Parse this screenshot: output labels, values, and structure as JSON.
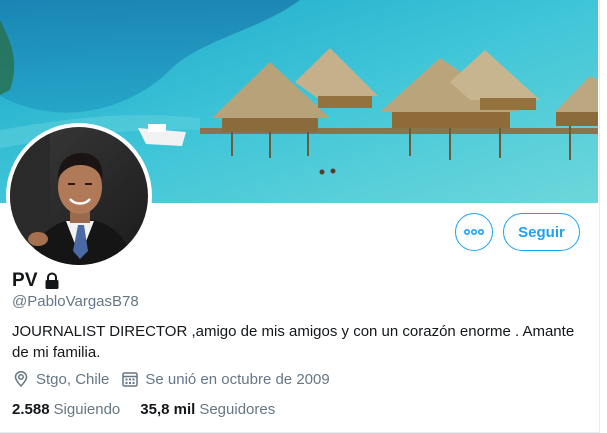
{
  "profile": {
    "display_name": "PV",
    "handle": "@PabloVargasB78",
    "bio": "JOURNALIST DIRECTOR ,amigo de mis amigos y con un corazón enorme . Amante de mi familia.",
    "location": "Stgo, Chile",
    "joined": "Se unió en octubre de 2009",
    "protected_icon": "lock-icon"
  },
  "actions": {
    "follow_label": "Seguir",
    "more_icon": "more-dots-icon"
  },
  "stats": {
    "following_count": "2.588",
    "following_label": "Siguiendo",
    "followers_count": "35,8 mil",
    "followers_label": "Seguidores"
  },
  "meta_icons": {
    "location": "location-pin-icon",
    "joined": "calendar-icon"
  },
  "colors": {
    "accent": "#1da1f2",
    "secondary_text": "#657786",
    "primary_text": "#14171a"
  }
}
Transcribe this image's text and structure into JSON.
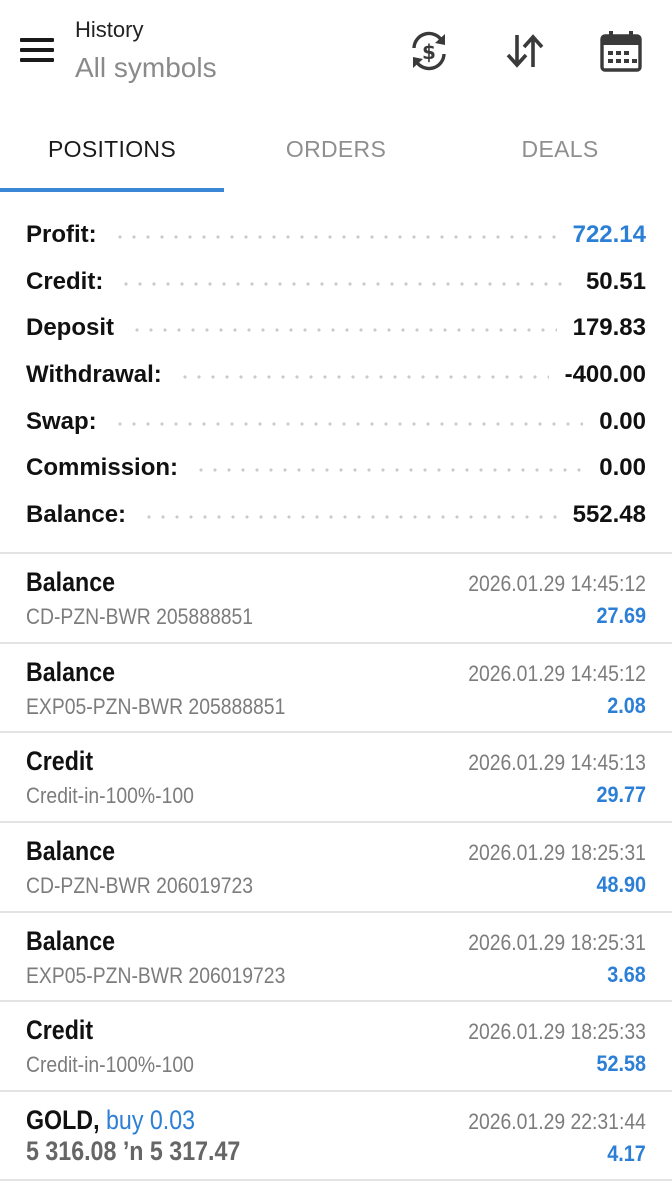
{
  "header": {
    "title": "History",
    "subtitle": "All symbols",
    "icons": {
      "menu": "hamburger-menu-icon",
      "sync": "currency-exchange-icon",
      "sort": "sort-arrows-icon",
      "calendar": "calendar-icon"
    }
  },
  "tabs": [
    {
      "label": "POSITIONS",
      "active": true
    },
    {
      "label": "ORDERS",
      "active": false
    },
    {
      "label": "DEALS",
      "active": false
    }
  ],
  "summary": {
    "profit": {
      "label": "Profit:",
      "value": "722.14"
    },
    "credit": {
      "label": "Credit:",
      "value": "50.51"
    },
    "deposit": {
      "label": "Deposit",
      "value": "179.83"
    },
    "withdrawal": {
      "label": "Withdrawal:",
      "value": "-400.00"
    },
    "swap": {
      "label": "Swap:",
      "value": "0.00"
    },
    "commission": {
      "label": "Commission:",
      "value": "0.00"
    },
    "balance": {
      "label": "Balance:",
      "value": "552.48"
    }
  },
  "deals": [
    {
      "title": "Balance",
      "comment": "CD-PZN-BWR 205888851",
      "time": "2026.01.29 14:45:12",
      "amount": "27.69"
    },
    {
      "title": "Balance",
      "comment": "EXP05-PZN-BWR 205888851",
      "time": "2026.01.29 14:45:12",
      "amount": "2.08"
    },
    {
      "title": "Credit",
      "comment": "Credit-in-100%-100",
      "time": "2026.01.29 14:45:13",
      "amount": "29.77"
    },
    {
      "title": "Balance",
      "comment": "CD-PZN-BWR 206019723",
      "time": "2026.01.29 18:25:31",
      "amount": "48.90"
    },
    {
      "title": "Balance",
      "comment": "EXP05-PZN-BWR 206019723",
      "time": "2026.01.29 18:25:31",
      "amount": "3.68"
    },
    {
      "title": "Credit",
      "comment": "Credit-in-100%-100",
      "time": "2026.01.29 18:25:33",
      "amount": "52.58"
    }
  ],
  "position": {
    "symbol": "GOLD,",
    "side": "buy 0.03",
    "prices": "5 316.08 ’n  5 317.47",
    "time": "2026.01.29 22:31:44",
    "amount": "4.17"
  },
  "colors": {
    "accent": "#2c7fd6",
    "tab_indicator": "#3a87d8",
    "divider": "#e3e3e3",
    "muted_text": "#7c7c7c"
  }
}
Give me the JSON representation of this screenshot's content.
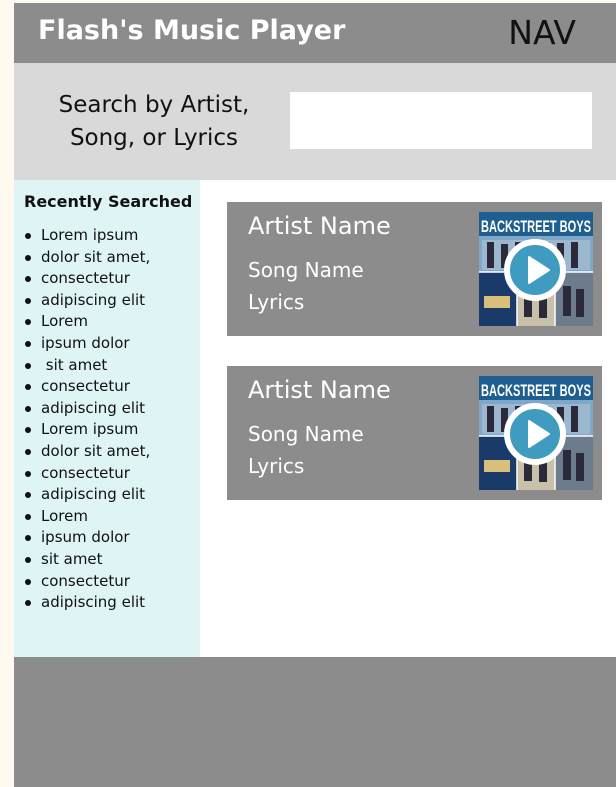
{
  "header": {
    "title": "Flash's Music Player",
    "nav_label": "NAV"
  },
  "search": {
    "label_line1": "Search by Artist,",
    "label_line2": "Song, or Lyrics",
    "value": "",
    "placeholder": ""
  },
  "sidebar": {
    "title": "Recently Searched",
    "items": [
      "Lorem ipsum",
      "dolor sit amet,",
      "consectetur",
      "adipiscing elit",
      "Lorem",
      "ipsum dolor",
      " sit amet",
      "consectetur",
      "adipiscing elit",
      "Lorem ipsum",
      "dolor sit amet,",
      "consectetur",
      "adipiscing elit",
      "Lorem",
      "ipsum dolor",
      "sit amet",
      "consectetur",
      "adipiscing elit"
    ]
  },
  "results": [
    {
      "artist": "Artist Name",
      "song": "Song Name",
      "lyrics": "Lyrics",
      "album_text": "BACKSTREET BOYS"
    },
    {
      "artist": "Artist Name",
      "song": "Song Name",
      "lyrics": "Lyrics",
      "album_text": "BACKSTREET BOYS"
    }
  ],
  "icons": {
    "play": "play-icon",
    "album": "album-cover-image"
  },
  "colors": {
    "header_bg": "#8c8c8c",
    "search_bg": "#d9d9d9",
    "sidebar_bg": "#dff4f5",
    "card_bg": "#8c8c8c",
    "footer_bg": "#8c8c8c"
  }
}
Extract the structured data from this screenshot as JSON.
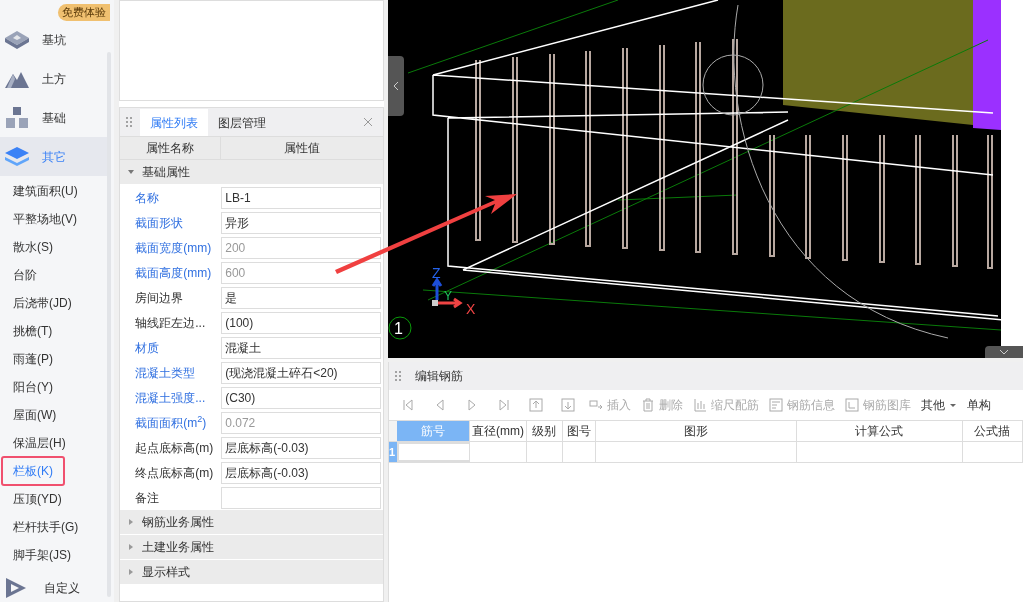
{
  "sidebar": {
    "categories": [
      {
        "label": "基坑",
        "selected": false,
        "badge": "免费体验"
      },
      {
        "label": "土方",
        "selected": false
      },
      {
        "label": "基础",
        "selected": false
      },
      {
        "label": "其它",
        "selected": true
      }
    ],
    "items": [
      {
        "label": "建筑面积(U)",
        "selected": false,
        "marked": false
      },
      {
        "label": "平整场地(V)",
        "selected": false,
        "marked": false
      },
      {
        "label": "散水(S)",
        "selected": false,
        "marked": false
      },
      {
        "label": "台阶",
        "selected": false,
        "marked": false
      },
      {
        "label": "后浇带(JD)",
        "selected": false,
        "marked": false
      },
      {
        "label": "挑檐(T)",
        "selected": false,
        "marked": false
      },
      {
        "label": "雨蓬(P)",
        "selected": false,
        "marked": false
      },
      {
        "label": "阳台(Y)",
        "selected": false,
        "marked": false
      },
      {
        "label": "屋面(W)",
        "selected": false,
        "marked": false
      },
      {
        "label": "保温层(H)",
        "selected": false,
        "marked": false
      },
      {
        "label": "栏板(K)",
        "selected": true,
        "marked": true
      },
      {
        "label": "压顶(YD)",
        "selected": false,
        "marked": false
      },
      {
        "label": "栏杆扶手(G)",
        "selected": false,
        "marked": false
      },
      {
        "label": "脚手架(JS)",
        "selected": false,
        "marked": false
      }
    ],
    "footer": {
      "label": "自定义"
    }
  },
  "properties": {
    "tabs": [
      {
        "label": "属性列表",
        "selected": true
      },
      {
        "label": "图层管理",
        "selected": false
      }
    ],
    "columns": [
      "属性名称",
      "属性值"
    ],
    "groups": [
      {
        "label": "基础属性",
        "expanded": true,
        "rows": [
          {
            "name": "名称",
            "value": "LB-1",
            "blue": true,
            "disabled": false
          },
          {
            "name": "截面形状",
            "value": "异形",
            "blue": true,
            "disabled": false
          },
          {
            "name": "截面宽度(mm)",
            "value": "200",
            "blue": true,
            "disabled": true
          },
          {
            "name": "截面高度(mm)",
            "value": "600",
            "blue": true,
            "disabled": true
          },
          {
            "name": "房间边界",
            "value": "是",
            "blue": false,
            "disabled": false
          },
          {
            "name": "轴线距左边...",
            "value": "(100)",
            "blue": false,
            "disabled": false
          },
          {
            "name": "材质",
            "value": "混凝土",
            "blue": true,
            "disabled": false
          },
          {
            "name": "混凝土类型",
            "value": "(现浇混凝土碎石<20)",
            "blue": true,
            "disabled": false
          },
          {
            "name": "混凝土强度...",
            "value": "(C30)",
            "blue": true,
            "disabled": false
          },
          {
            "name": "截面面积(m$^{2}$)",
            "value": "0.072",
            "blue": true,
            "disabled": true
          },
          {
            "name": "起点底标高(m)",
            "value": "层底标高(-0.03)",
            "blue": false,
            "disabled": false
          },
          {
            "name": "终点底标高(m)",
            "value": "层底标高(-0.03)",
            "blue": false,
            "disabled": false
          },
          {
            "name": "备注",
            "blue": false,
            "disabled": false
          }
        ]
      },
      {
        "label": "钢筋业务属性",
        "expanded": false
      },
      {
        "label": "土建业务属性",
        "expanded": false
      },
      {
        "label": "显示样式",
        "expanded": false
      }
    ]
  },
  "viewport": {
    "axis_labels": [
      "Z",
      "Y",
      "X"
    ],
    "grid_label": "1"
  },
  "rebar": {
    "title": "编辑钢筋",
    "toolbar": [
      {
        "kind": "first",
        "disabled": true
      },
      {
        "kind": "prev",
        "disabled": true
      },
      {
        "kind": "next",
        "disabled": true
      },
      {
        "kind": "last",
        "disabled": true
      },
      {
        "kind": "up",
        "disabled": true
      },
      {
        "kind": "down",
        "disabled": true
      },
      {
        "kind": "insert",
        "label": "插入",
        "disabled": true
      },
      {
        "kind": "delete",
        "label": "删除",
        "disabled": true
      },
      {
        "kind": "scale",
        "label": "缩尺配筋",
        "disabled": true
      },
      {
        "kind": "info",
        "label": "钢筋信息",
        "disabled": true
      },
      {
        "kind": "library",
        "label": "钢筋图库",
        "disabled": true
      },
      {
        "kind": "menu",
        "label": "其他",
        "disabled": false
      },
      {
        "kind": "text",
        "label": "单构",
        "disabled": false
      }
    ],
    "columns": [
      {
        "label": "筋号",
        "selected": true
      },
      {
        "label": "直径(mm)",
        "selected": false
      },
      {
        "label": "级别",
        "selected": false
      },
      {
        "label": "图号",
        "selected": false
      },
      {
        "label": "图形",
        "selected": false
      },
      {
        "label": "计算公式",
        "selected": false
      },
      {
        "label": "公式描",
        "selected": false
      }
    ],
    "rows": [
      "1"
    ]
  }
}
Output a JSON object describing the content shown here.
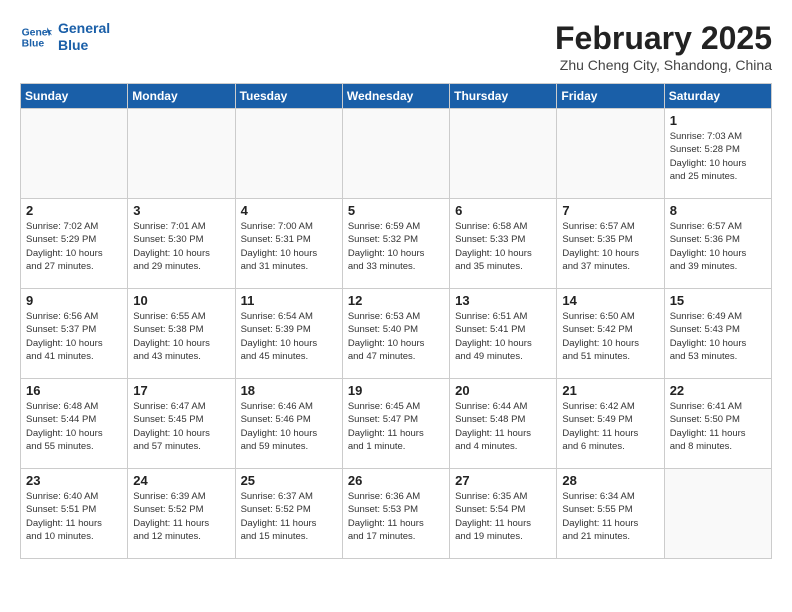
{
  "header": {
    "logo_line1": "General",
    "logo_line2": "Blue",
    "month_title": "February 2025",
    "subtitle": "Zhu Cheng City, Shandong, China"
  },
  "weekdays": [
    "Sunday",
    "Monday",
    "Tuesday",
    "Wednesday",
    "Thursday",
    "Friday",
    "Saturday"
  ],
  "weeks": [
    [
      {
        "day": "",
        "info": ""
      },
      {
        "day": "",
        "info": ""
      },
      {
        "day": "",
        "info": ""
      },
      {
        "day": "",
        "info": ""
      },
      {
        "day": "",
        "info": ""
      },
      {
        "day": "",
        "info": ""
      },
      {
        "day": "1",
        "info": "Sunrise: 7:03 AM\nSunset: 5:28 PM\nDaylight: 10 hours\nand 25 minutes."
      }
    ],
    [
      {
        "day": "2",
        "info": "Sunrise: 7:02 AM\nSunset: 5:29 PM\nDaylight: 10 hours\nand 27 minutes."
      },
      {
        "day": "3",
        "info": "Sunrise: 7:01 AM\nSunset: 5:30 PM\nDaylight: 10 hours\nand 29 minutes."
      },
      {
        "day": "4",
        "info": "Sunrise: 7:00 AM\nSunset: 5:31 PM\nDaylight: 10 hours\nand 31 minutes."
      },
      {
        "day": "5",
        "info": "Sunrise: 6:59 AM\nSunset: 5:32 PM\nDaylight: 10 hours\nand 33 minutes."
      },
      {
        "day": "6",
        "info": "Sunrise: 6:58 AM\nSunset: 5:33 PM\nDaylight: 10 hours\nand 35 minutes."
      },
      {
        "day": "7",
        "info": "Sunrise: 6:57 AM\nSunset: 5:35 PM\nDaylight: 10 hours\nand 37 minutes."
      },
      {
        "day": "8",
        "info": "Sunrise: 6:57 AM\nSunset: 5:36 PM\nDaylight: 10 hours\nand 39 minutes."
      }
    ],
    [
      {
        "day": "9",
        "info": "Sunrise: 6:56 AM\nSunset: 5:37 PM\nDaylight: 10 hours\nand 41 minutes."
      },
      {
        "day": "10",
        "info": "Sunrise: 6:55 AM\nSunset: 5:38 PM\nDaylight: 10 hours\nand 43 minutes."
      },
      {
        "day": "11",
        "info": "Sunrise: 6:54 AM\nSunset: 5:39 PM\nDaylight: 10 hours\nand 45 minutes."
      },
      {
        "day": "12",
        "info": "Sunrise: 6:53 AM\nSunset: 5:40 PM\nDaylight: 10 hours\nand 47 minutes."
      },
      {
        "day": "13",
        "info": "Sunrise: 6:51 AM\nSunset: 5:41 PM\nDaylight: 10 hours\nand 49 minutes."
      },
      {
        "day": "14",
        "info": "Sunrise: 6:50 AM\nSunset: 5:42 PM\nDaylight: 10 hours\nand 51 minutes."
      },
      {
        "day": "15",
        "info": "Sunrise: 6:49 AM\nSunset: 5:43 PM\nDaylight: 10 hours\nand 53 minutes."
      }
    ],
    [
      {
        "day": "16",
        "info": "Sunrise: 6:48 AM\nSunset: 5:44 PM\nDaylight: 10 hours\nand 55 minutes."
      },
      {
        "day": "17",
        "info": "Sunrise: 6:47 AM\nSunset: 5:45 PM\nDaylight: 10 hours\nand 57 minutes."
      },
      {
        "day": "18",
        "info": "Sunrise: 6:46 AM\nSunset: 5:46 PM\nDaylight: 10 hours\nand 59 minutes."
      },
      {
        "day": "19",
        "info": "Sunrise: 6:45 AM\nSunset: 5:47 PM\nDaylight: 11 hours\nand 1 minute."
      },
      {
        "day": "20",
        "info": "Sunrise: 6:44 AM\nSunset: 5:48 PM\nDaylight: 11 hours\nand 4 minutes."
      },
      {
        "day": "21",
        "info": "Sunrise: 6:42 AM\nSunset: 5:49 PM\nDaylight: 11 hours\nand 6 minutes."
      },
      {
        "day": "22",
        "info": "Sunrise: 6:41 AM\nSunset: 5:50 PM\nDaylight: 11 hours\nand 8 minutes."
      }
    ],
    [
      {
        "day": "23",
        "info": "Sunrise: 6:40 AM\nSunset: 5:51 PM\nDaylight: 11 hours\nand 10 minutes."
      },
      {
        "day": "24",
        "info": "Sunrise: 6:39 AM\nSunset: 5:52 PM\nDaylight: 11 hours\nand 12 minutes."
      },
      {
        "day": "25",
        "info": "Sunrise: 6:37 AM\nSunset: 5:52 PM\nDaylight: 11 hours\nand 15 minutes."
      },
      {
        "day": "26",
        "info": "Sunrise: 6:36 AM\nSunset: 5:53 PM\nDaylight: 11 hours\nand 17 minutes."
      },
      {
        "day": "27",
        "info": "Sunrise: 6:35 AM\nSunset: 5:54 PM\nDaylight: 11 hours\nand 19 minutes."
      },
      {
        "day": "28",
        "info": "Sunrise: 6:34 AM\nSunset: 5:55 PM\nDaylight: 11 hours\nand 21 minutes."
      },
      {
        "day": "",
        "info": ""
      }
    ]
  ]
}
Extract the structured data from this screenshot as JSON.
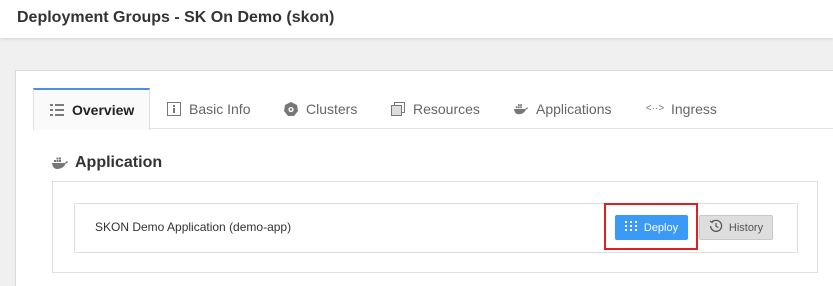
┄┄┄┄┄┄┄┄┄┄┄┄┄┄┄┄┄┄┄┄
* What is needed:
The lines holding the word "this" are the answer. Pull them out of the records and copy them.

* Exercise answer:
Parse this screenshot: output labels, values, and structure as JSON.
Transcribe this image's text and structure into JSON.
Give me the JSON representation of this screenshot's content.
Extract the structured data from this screenshot as JSON.
Extract the structured data from this screenshot as JSON.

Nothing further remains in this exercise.